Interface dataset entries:
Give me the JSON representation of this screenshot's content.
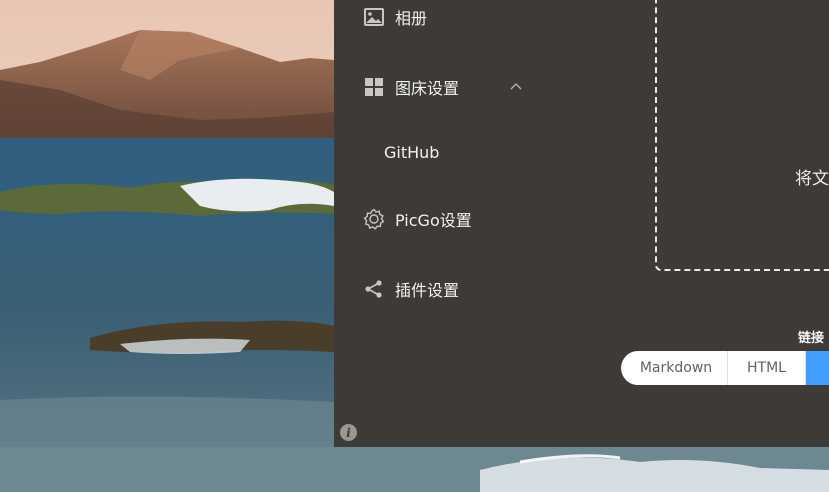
{
  "nav": {
    "album_label": "相册",
    "picbed_settings_label": "图床设置",
    "github_label": "GitHub",
    "picgo_settings_label": "PicGo设置",
    "plugin_settings_label": "插件设置"
  },
  "upload": {
    "drop_text": "将文",
    "link_format_label": "链接"
  },
  "link_formats": {
    "markdown_label": "Markdown",
    "html_label": "HTML",
    "active_label": ""
  },
  "icons": {
    "album": "image-icon",
    "picbed": "grid-icon",
    "picbed_expand": "chevron-up-icon",
    "picgo": "gear-icon",
    "plugin": "share-icon",
    "info": "info-icon"
  },
  "colors": {
    "app_background": "#3e3a36",
    "accent": "#409eff",
    "text": "#f2f2f2"
  }
}
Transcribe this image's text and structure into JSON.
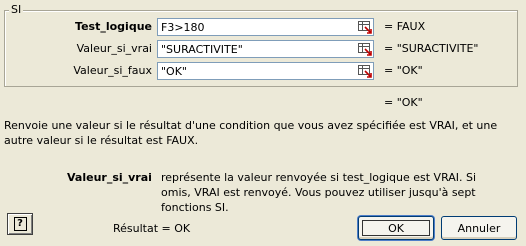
{
  "group_title": "SI",
  "args": [
    {
      "label": "Test_logique",
      "value": "F3>180",
      "result": "= FAUX",
      "bold": true
    },
    {
      "label": "Valeur_si_vrai",
      "value": "\"SURACTIVITE\"",
      "result": "= \"SURACTIVITE\"",
      "bold": false
    },
    {
      "label": "Valeur_si_faux",
      "value": "\"OK\"",
      "result": "= \"OK\"",
      "bold": false
    }
  ],
  "formula_result": "= \"OK\"",
  "description": "Renvoie une valeur si le résultat d'une condition que vous avez spécifiée est VRAI, et une autre valeur si le résultat est FAUX.",
  "current_arg": {
    "name": "Valeur_si_vrai",
    "description": "représente la valeur renvoyée si test_logique est VRAI. Si omis, VRAI est renvoyé. Vous pouvez utiliser jusqu'à sept fonctions SI."
  },
  "result_text": "Résultat = OK",
  "buttons": {
    "help": "?",
    "ok": "OK",
    "cancel": "Annuler"
  }
}
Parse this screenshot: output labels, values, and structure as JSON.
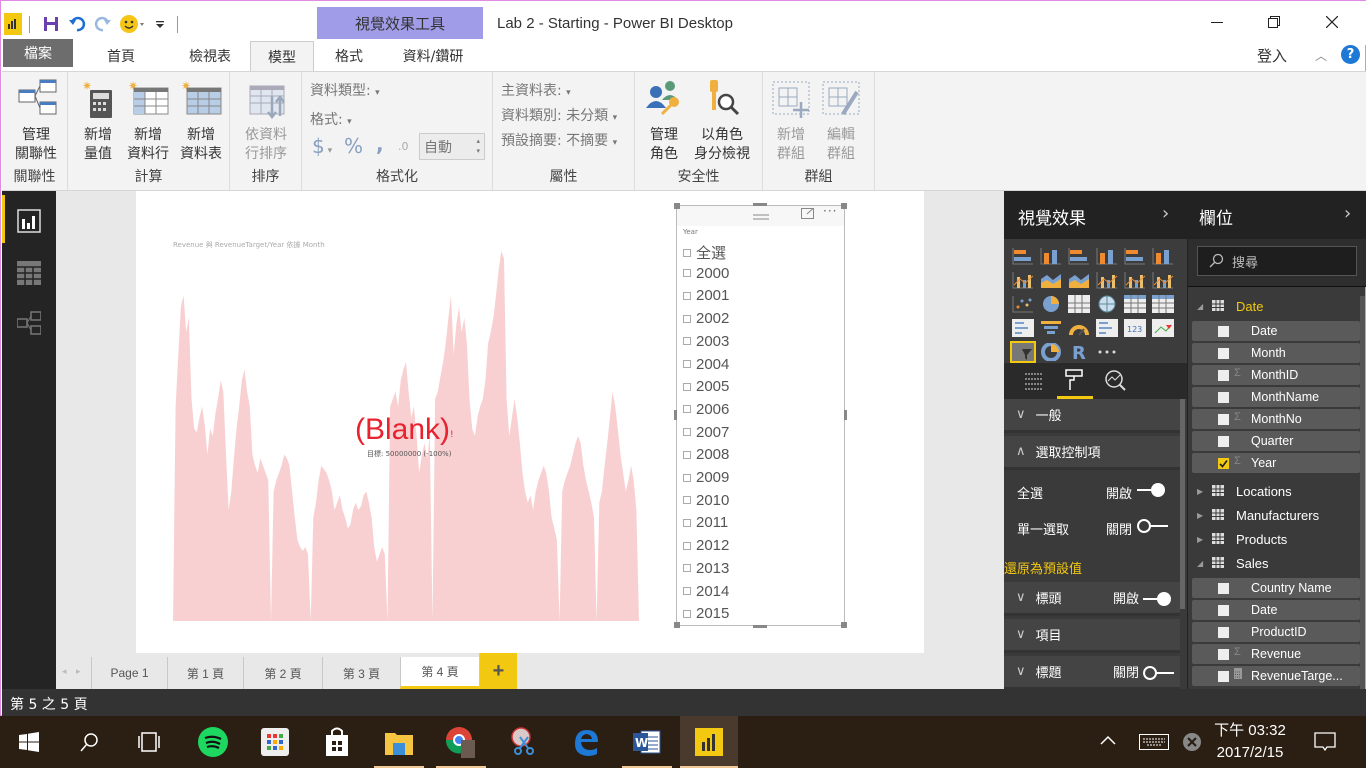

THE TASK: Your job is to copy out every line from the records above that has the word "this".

FINAL ANSWER:
Give me the JSON representation of this screenshot's content.
Transcribe this image's text and structure into JSON.
Parse this screenshot: output labels, values, and structure as JSON.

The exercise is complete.